Facility-Level Variation in Care of Veterans with Urinary Stone Disease

Session Information

Category: Diversity and Equity in Kidney Health

  • 900 Diversity and Equity in Kidney Health

Authors

  • Shahzad, Sheikh Raza, Stanford University School of Medicine, Stanford, California, United States
  • Ganesan, Calyani, Stanford University School of Medicine, Stanford, California, United States
  • Thomas, I-Chun, Stanford University School of Medicine, Stanford, California, United States
  • Montez-Rath, Maria E., Stanford University School of Medicine, Stanford, California, United States
  • Soerensen, Simon John Christoph, Stanford University School of Medicine, Stanford, California, United States
  • Chertow, Glenn, Stanford University School of Medicine, Stanford, California, United States
  • Pao, Alan C., Stanford University School of Medicine, Stanford, California, United States
  • Leppert, John, Stanford University School of Medicine, Stanford, California, United States
Background

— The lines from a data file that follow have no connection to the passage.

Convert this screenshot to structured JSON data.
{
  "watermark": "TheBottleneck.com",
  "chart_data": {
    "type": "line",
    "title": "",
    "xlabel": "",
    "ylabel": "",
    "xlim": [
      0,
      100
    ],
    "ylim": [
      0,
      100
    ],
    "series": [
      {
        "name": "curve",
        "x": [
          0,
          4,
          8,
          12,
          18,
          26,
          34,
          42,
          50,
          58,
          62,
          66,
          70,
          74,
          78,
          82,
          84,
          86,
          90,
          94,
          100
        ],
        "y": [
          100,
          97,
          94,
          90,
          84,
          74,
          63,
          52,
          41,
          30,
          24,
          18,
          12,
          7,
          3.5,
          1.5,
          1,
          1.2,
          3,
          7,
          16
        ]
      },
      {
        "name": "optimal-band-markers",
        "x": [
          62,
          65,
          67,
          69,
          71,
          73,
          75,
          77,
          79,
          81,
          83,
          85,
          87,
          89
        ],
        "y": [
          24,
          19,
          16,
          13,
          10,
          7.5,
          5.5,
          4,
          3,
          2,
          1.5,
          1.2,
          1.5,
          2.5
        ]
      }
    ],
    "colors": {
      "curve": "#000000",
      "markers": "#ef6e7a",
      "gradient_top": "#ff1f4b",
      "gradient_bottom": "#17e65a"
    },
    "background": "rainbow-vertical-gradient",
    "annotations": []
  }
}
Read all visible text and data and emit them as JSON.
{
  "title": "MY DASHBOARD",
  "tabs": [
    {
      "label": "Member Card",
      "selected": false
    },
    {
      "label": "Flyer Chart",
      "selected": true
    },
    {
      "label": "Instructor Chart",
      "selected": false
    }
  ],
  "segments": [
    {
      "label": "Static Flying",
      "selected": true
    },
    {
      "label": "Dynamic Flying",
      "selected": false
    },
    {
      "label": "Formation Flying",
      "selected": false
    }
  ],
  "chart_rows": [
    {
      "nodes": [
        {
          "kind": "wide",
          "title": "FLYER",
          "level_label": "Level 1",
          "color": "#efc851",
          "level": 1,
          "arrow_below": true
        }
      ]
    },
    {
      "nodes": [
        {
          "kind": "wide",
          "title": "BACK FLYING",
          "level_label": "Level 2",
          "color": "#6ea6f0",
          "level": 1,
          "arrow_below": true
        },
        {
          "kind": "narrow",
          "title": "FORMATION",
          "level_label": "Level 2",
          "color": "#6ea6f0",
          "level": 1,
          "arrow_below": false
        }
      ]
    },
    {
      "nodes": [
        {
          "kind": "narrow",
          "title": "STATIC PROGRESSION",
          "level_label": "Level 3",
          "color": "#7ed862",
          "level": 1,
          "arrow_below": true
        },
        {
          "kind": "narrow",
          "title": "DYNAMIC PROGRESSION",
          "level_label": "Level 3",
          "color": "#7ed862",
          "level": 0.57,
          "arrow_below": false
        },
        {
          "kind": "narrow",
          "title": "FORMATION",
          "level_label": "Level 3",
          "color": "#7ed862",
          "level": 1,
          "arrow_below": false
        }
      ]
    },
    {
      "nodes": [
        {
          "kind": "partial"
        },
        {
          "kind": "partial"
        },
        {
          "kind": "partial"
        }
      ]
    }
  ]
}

Urologic care after kidney stone procedure presents an opportunity to implement stone prevention measures, but the frequency of urologic follow up and stone prevention measures are not known. We studied variation in urology visits and stone prevention measures within 6 months after a urinary stone procedure.

Methods

We used data from the Veterans Health Administration (VHA) to identify patients from 97 facilities who had a stone procedure between 2016 and 2018. We constructed multilevel regression models to estimate Median Odds Ratio (MOR) for facility-level variation for urology follow up visits and stone prevention measures. The base model was a random intercept for facility. The 2nd model was adjusted for patient covariates (age, sex, race, driving distance to nearest VA, comorbidities). The 3rd model was adjusted for patient and facility characteristics (geographic region, complexity). We used MOR to quantify facility-level variation and variance partition coefficient (VPC) to quantify the sources of unexplained variation.

Results

Our cohort included 24,057 Veterans who were predominantly white (78.7%) and male (93.8%), with a mean age of 63.8 years. Within 6 months of stone procedure, 93.8% had urology follow-up, 7.4% completed 24-hour urine testing, 7.8% had serum PTH measurement, and 26.2% received stone-related medications. The fully adjusted MOR for urology follow-up, 24-hour urine testing, PTH measurement, and medication prescriptions was 1.59, 1.98, 1.40 and 1.20 respectively. The fully adjusted VPC was 0.19, 0.33, 0.11 and 0.03 respectively.

Conclusion

Sizable variation exists in stone disease care across VHA facilities. Variation due to between-facility differences was higher for 24-hour urine testing (33%) and urology follow-up (18.6%) and lower for PTH measurement (10.8%) and prescription of stone-related medications (3%). Variation across facilities was 1.6-fold in rates of urology follow-up, 2-fold in rates of 24-hour urine testing, 1.4-fold in obtaining PTH levels, and 1.2-fold in stone-related medication prescriptions. There is a need for standardization of urinary stone disease care across facilities. More work is needed to establish clear guidelines for stone prevention and the factors underlying variation in stone prevention care in the VHA and civilian healthcare systems.

Funding

  • Veterans Affairs Support